> Exercise objective
The data must be returned in full, with no character altered.

> Dataset entries
▼

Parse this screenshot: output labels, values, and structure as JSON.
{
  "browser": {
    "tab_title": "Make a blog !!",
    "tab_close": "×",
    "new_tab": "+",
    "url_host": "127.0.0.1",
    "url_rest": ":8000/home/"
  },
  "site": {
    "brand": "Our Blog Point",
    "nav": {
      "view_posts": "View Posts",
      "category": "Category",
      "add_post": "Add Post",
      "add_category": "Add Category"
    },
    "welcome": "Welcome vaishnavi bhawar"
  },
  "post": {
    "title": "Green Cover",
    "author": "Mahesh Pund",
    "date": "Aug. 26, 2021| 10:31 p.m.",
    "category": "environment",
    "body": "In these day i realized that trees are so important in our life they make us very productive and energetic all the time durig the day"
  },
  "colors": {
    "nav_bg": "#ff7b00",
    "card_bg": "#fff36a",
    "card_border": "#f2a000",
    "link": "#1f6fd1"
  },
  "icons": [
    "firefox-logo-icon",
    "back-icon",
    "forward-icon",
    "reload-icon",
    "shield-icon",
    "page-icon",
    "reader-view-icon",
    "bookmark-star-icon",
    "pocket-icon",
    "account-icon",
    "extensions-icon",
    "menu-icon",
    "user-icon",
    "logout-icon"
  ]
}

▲

> Response to this task
Parse this screenshot: output labels, values, and structure as JSON.
{
  "browser": {
    "tab_title": "Make a blog !!",
    "tab_close": "×",
    "new_tab": "+",
    "url_host": "127.0.0.1",
    "url_rest": ":8000/home/"
  },
  "site": {
    "brand": "Our Blog Point",
    "nav": {
      "view_posts": "View Posts",
      "category": "Category",
      "add_post": "Add Post",
      "add_category": "Add Category"
    },
    "welcome": "Welcome vaishnavi bhawar"
  },
  "post": {
    "title": "Green Cover",
    "author": "Mahesh Pund",
    "date": "Aug. 26, 2021| 10:31 p.m.",
    "category": "environment",
    "body": "In these day i realized that trees are so important in our life they make us very productive and energetic all the time durig the day"
  },
  "colors": {
    "nav_bg": "#ff7b00",
    "card_bg": "#fff36a",
    "card_border": "#f2a000",
    "link": "#1f6fd1"
  },
  "icons": [
    "firefox-logo-icon",
    "back-icon",
    "forward-icon",
    "reload-icon",
    "shield-icon",
    "page-icon",
    "reader-view-icon",
    "bookmark-star-icon",
    "pocket-icon",
    "account-icon",
    "extensions-icon",
    "menu-icon",
    "user-icon",
    "logout-icon"
  ]
}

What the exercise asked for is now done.